Far more than just bulk and bluster he was blessed with agility and incredible reflexes allowing him to reach balls that many keepers his size couldn’t and a search through the archives presents a smørrebrød of examples to salivate over.
There was the triple save in the 1993 Coca Cola Cup Quarter Final against Everton. First parrying a Simon Barlow strike into the air before punching the rebound clear from the head of Tony Cottee. His work wasn’t over as his charge forward continued and by the time he was on top of Graham Stuart the striker must have felt the pressure of all the Dane’s size as one of many flailing limbs bore down on him before ultimately getting the ball clear.
In that 1998/99 season Schmeichel produced two key moments as the Reds secured an historic treble. In the first leg of their Champions League Quarter Final against Inter Milan another star-shaped stop denied Ivan Zamorano the chance of a crucial away goal, the ball from the Chilean’s diving header magnetically attracted to the Danes giant forearm.
In an FA Cup Semi Final that has gone down in history more as much for Ryan Giggs hairy chested celebration as it did for being one of the defining moments of that season the Welshman though wouldn’t have been able to score that extra time winner if it hadn’t been for the efforts of his stopper in injury time.

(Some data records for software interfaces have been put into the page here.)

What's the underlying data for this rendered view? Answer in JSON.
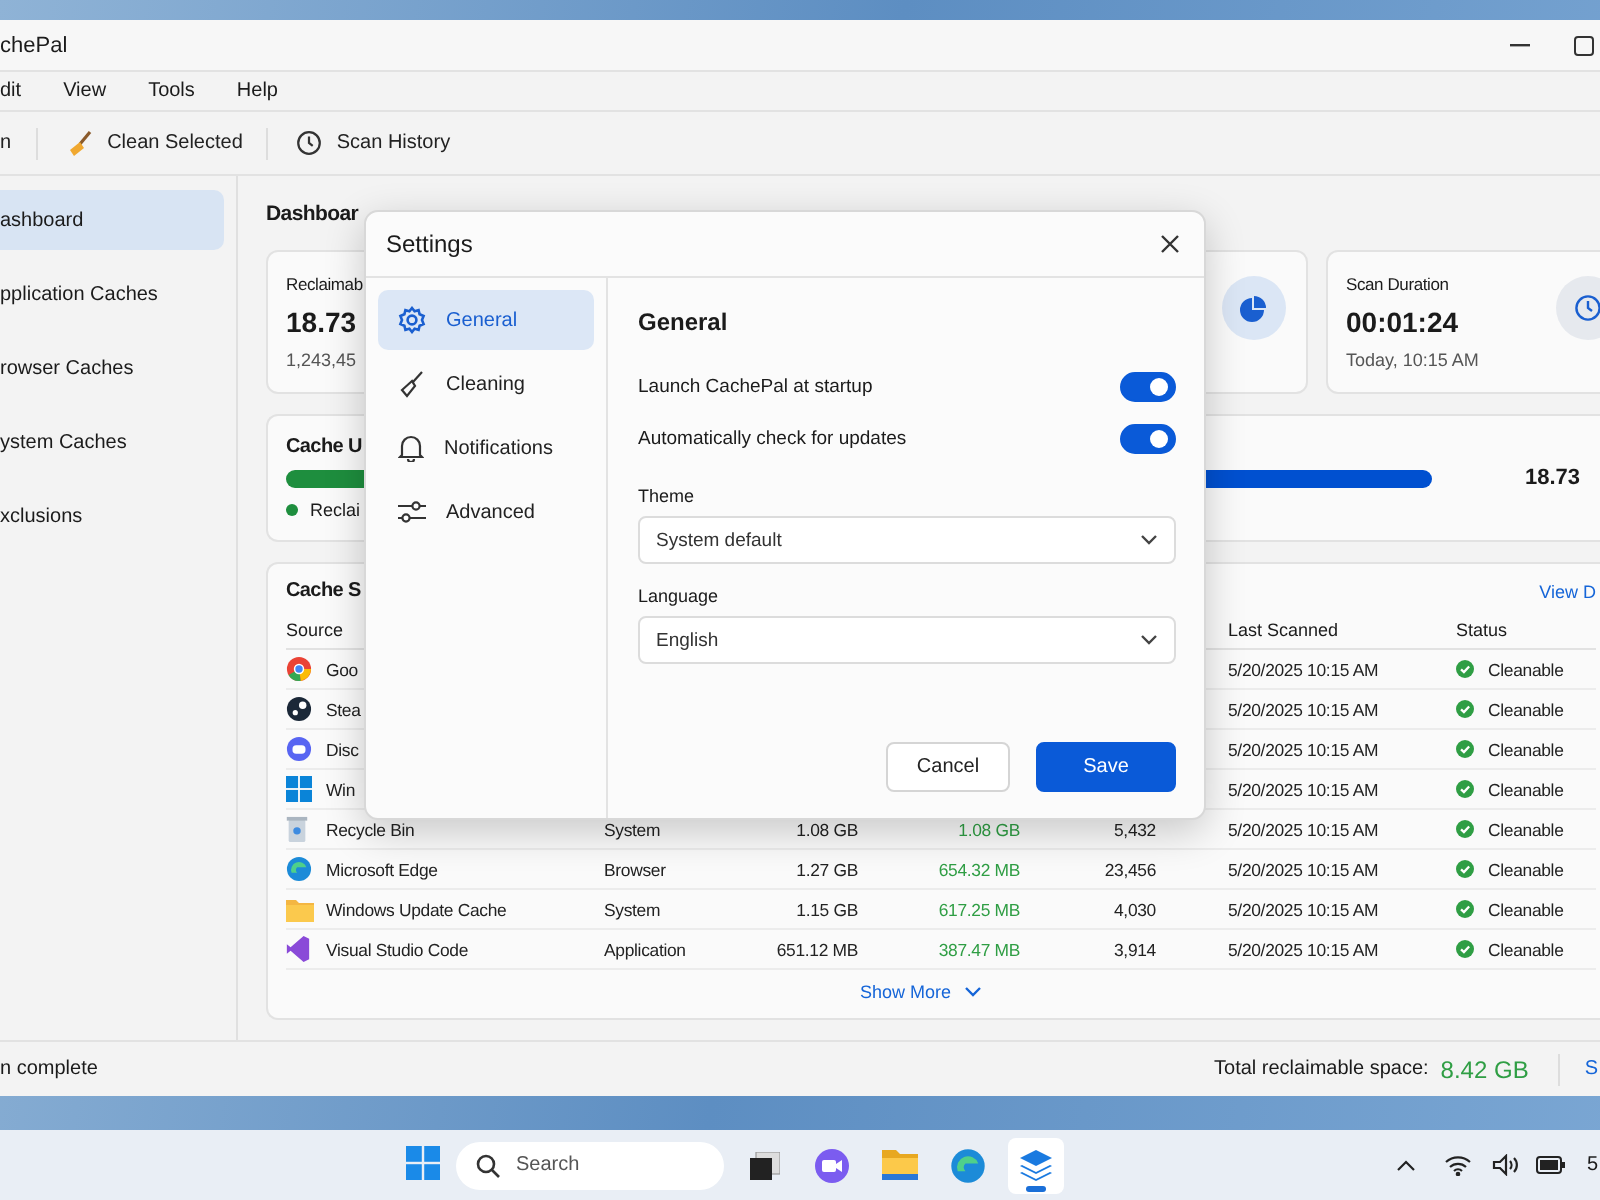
{
  "window": {
    "title": "chePal"
  },
  "menu": [
    "dit",
    "View",
    "Tools",
    "Help"
  ],
  "toolbar": [
    {
      "label": "n",
      "kind": "plain"
    },
    {
      "label": "Clean Selected",
      "kind": "broom"
    },
    {
      "label": "Scan History",
      "kind": "clock"
    }
  ],
  "sidebar": {
    "items": [
      {
        "label": "ashboard",
        "selected": true
      },
      {
        "label": "pplication Caches",
        "selected": false
      },
      {
        "label": "rowser Caches",
        "selected": false
      },
      {
        "label": "ystem Caches",
        "selected": false
      },
      {
        "label": "xclusions",
        "selected": false
      }
    ]
  },
  "page_title": "Dashboar",
  "cards": [
    {
      "label": "Reclaimab",
      "value": "18.73",
      "sub": "1,243,45",
      "kind": "plain"
    },
    {
      "kind": "pie"
    },
    {
      "label": "Scan Duration",
      "value": "00:01:24",
      "sub": "Today, 10:15 AM",
      "kind": "clock"
    }
  ],
  "usage": {
    "title": "Cache U",
    "legend": "Reclai",
    "total": "18.73"
  },
  "sources": {
    "title": "Cache S",
    "link": "View D",
    "columns": {
      "source": "Source",
      "last_scanned": "Last Scanned",
      "status": "Status"
    },
    "rows": [
      {
        "kind": "ring",
        "source": "Goo",
        "last_scanned": "5/20/2025 10:15 AM",
        "status": "Cleanable"
      },
      {
        "kind": "dark",
        "source": "Stea",
        "last_scanned": "5/20/2025 10:15 AM",
        "status": "Cleanable"
      },
      {
        "kind": "chat",
        "source": "Disc",
        "last_scanned": "5/20/2025 10:15 AM",
        "status": "Cleanable"
      },
      {
        "kind": "squares",
        "source": "Win",
        "last_scanned": "5/20/2025 10:15 AM",
        "status": "Cleanable"
      },
      {
        "kind": "bin",
        "source": "Recycle Bin",
        "category": "System",
        "size": "1.08 GB",
        "reclaimable": "1.08 GB",
        "files": "5,432",
        "last_scanned": "5/20/2025 10:15 AM",
        "status": "Cleanable"
      },
      {
        "kind": "swirl",
        "source": "Microsoft Edge",
        "category": "Browser",
        "size": "1.27 GB",
        "reclaimable": "654.32 MB",
        "files": "23,456",
        "last_scanned": "5/20/2025 10:15 AM",
        "status": "Cleanable"
      },
      {
        "kind": "folder",
        "source": "Windows Update Cache",
        "category": "System",
        "size": "1.15 GB",
        "reclaimable": "617.25 MB",
        "files": "4,030",
        "last_scanned": "5/20/2025 10:15 AM",
        "status": "Cleanable"
      },
      {
        "kind": "ribbon",
        "source": "Visual Studio Code",
        "category": "Application",
        "size": "651.12 MB",
        "reclaimable": "387.47 MB",
        "files": "3,914",
        "last_scanned": "5/20/2025 10:15 AM",
        "status": "Cleanable"
      }
    ],
    "show_more": "Show More"
  },
  "status_bar": {
    "left": "n complete",
    "total_label": "Total reclaimable space:",
    "total_value": "8.42 GB",
    "link": "S"
  },
  "dialog": {
    "title": "Settings",
    "nav": [
      {
        "label": "General",
        "kind": "gear",
        "selected": true
      },
      {
        "label": "Cleaning",
        "kind": "broom",
        "selected": false
      },
      {
        "label": "Notifications",
        "kind": "bell",
        "selected": false
      },
      {
        "label": "Advanced",
        "kind": "sliders",
        "selected": false
      }
    ],
    "heading": "General",
    "toggles": [
      {
        "label": "Launch CachePal at startup",
        "on": true
      },
      {
        "label": "Automatically check for updates",
        "on": true
      }
    ],
    "selects": [
      {
        "label": "Theme",
        "value": "System default"
      },
      {
        "label": "Language",
        "value": "English"
      }
    ],
    "buttons": [
      {
        "label": "Cancel",
        "kind": "secondary"
      },
      {
        "label": "Save",
        "kind": "primary"
      }
    ]
  },
  "taskbar": {
    "search_placeholder": "Search",
    "apps": [
      {
        "kind": "taskview",
        "active": false
      },
      {
        "kind": "camera",
        "active": false
      },
      {
        "kind": "folder",
        "active": false
      },
      {
        "kind": "swirl",
        "active": false
      },
      {
        "kind": "layers",
        "active": true
      }
    ],
    "clock": "5"
  }
}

With the score tied at 1-1 Arsenal were awarded a penalty after midfielder Ray Parlour was brought down in the area.. The hyper-gifted Dennis Bergkamp stepped up only to see his effort denied by Schmeichel as he leaped to his left hand side, using all of his height to push the ball to safety. The rest as they say is history.
Like all good keepers Schemeichel also possessed an eccentric streak, and whilst the likes of Jose Luis Chilavert and Rogerio Ceni honed their crafts as goalkeepers with wicked dead ball accuracy, the sight of Peter Schmeichel galloping up the pitch as his side chased a goal became equally iconic. Sometimes it worked, as was the case at home to Rotor Volgrodad in a 1995 UEFA Cup tie, his last minute foray forward rewarded with an equaliser in a tie that United would ultimately lose on away goals and he would also score a penalty for his national side in a Euro 2000 warm up match against Belgium but sometimes it didn’t.
The most iconic of these happened in Danish colours during Euro 96 as having harried up the pitch with the Danes looking to claw back a two goal deficit against Croatia a backpedaling Peter Schmeichel was lobbed exquisitely by Davor Suker, the deftness of touch from the Croat ensuring his effort sailed way beyond the keeper’s fingertips.
It would eliminate the then defending champions, their triumph in 1992 a fairytale story all of its own and one in which Schmeichel would play his part during a dogged 2-0 victory over West Germany in the final.
In discussions about the best ever his name is often spoken in the same breath as those of Lev Yashin and Gordon Banks. At United it took the acquisition of Dutchman Edwin Van Der Sar to eventually fill the mammoth hole left in Fergie’s rearguard as World Cup winners and seasoned internationals failed to live up to the task as Schmeichel wound down his career in Portugal and further down the Premier League ladder ending it in 2003 at local rivals Manchester City.
He may not have been captain for the majority of his time at Old Trafford but there was no doubting his near irreplaceable presence. Fiercely competitive the name Peter Schmeichel still frequents the Premier League honours board as in 2016 his son Kaspar, also a goalkeeper, would be crowned an unlikely champion with Leicester City.
He is a pundit these days, offering that unique insight that only a goalie can, but for that one night in Barcelona, when the lights shone brightest, it would be he that would receive United’s second European trophy from UEFA president Lennart Johnannsen. A player that arrived in Manchester unheralded and left never to be forgotten.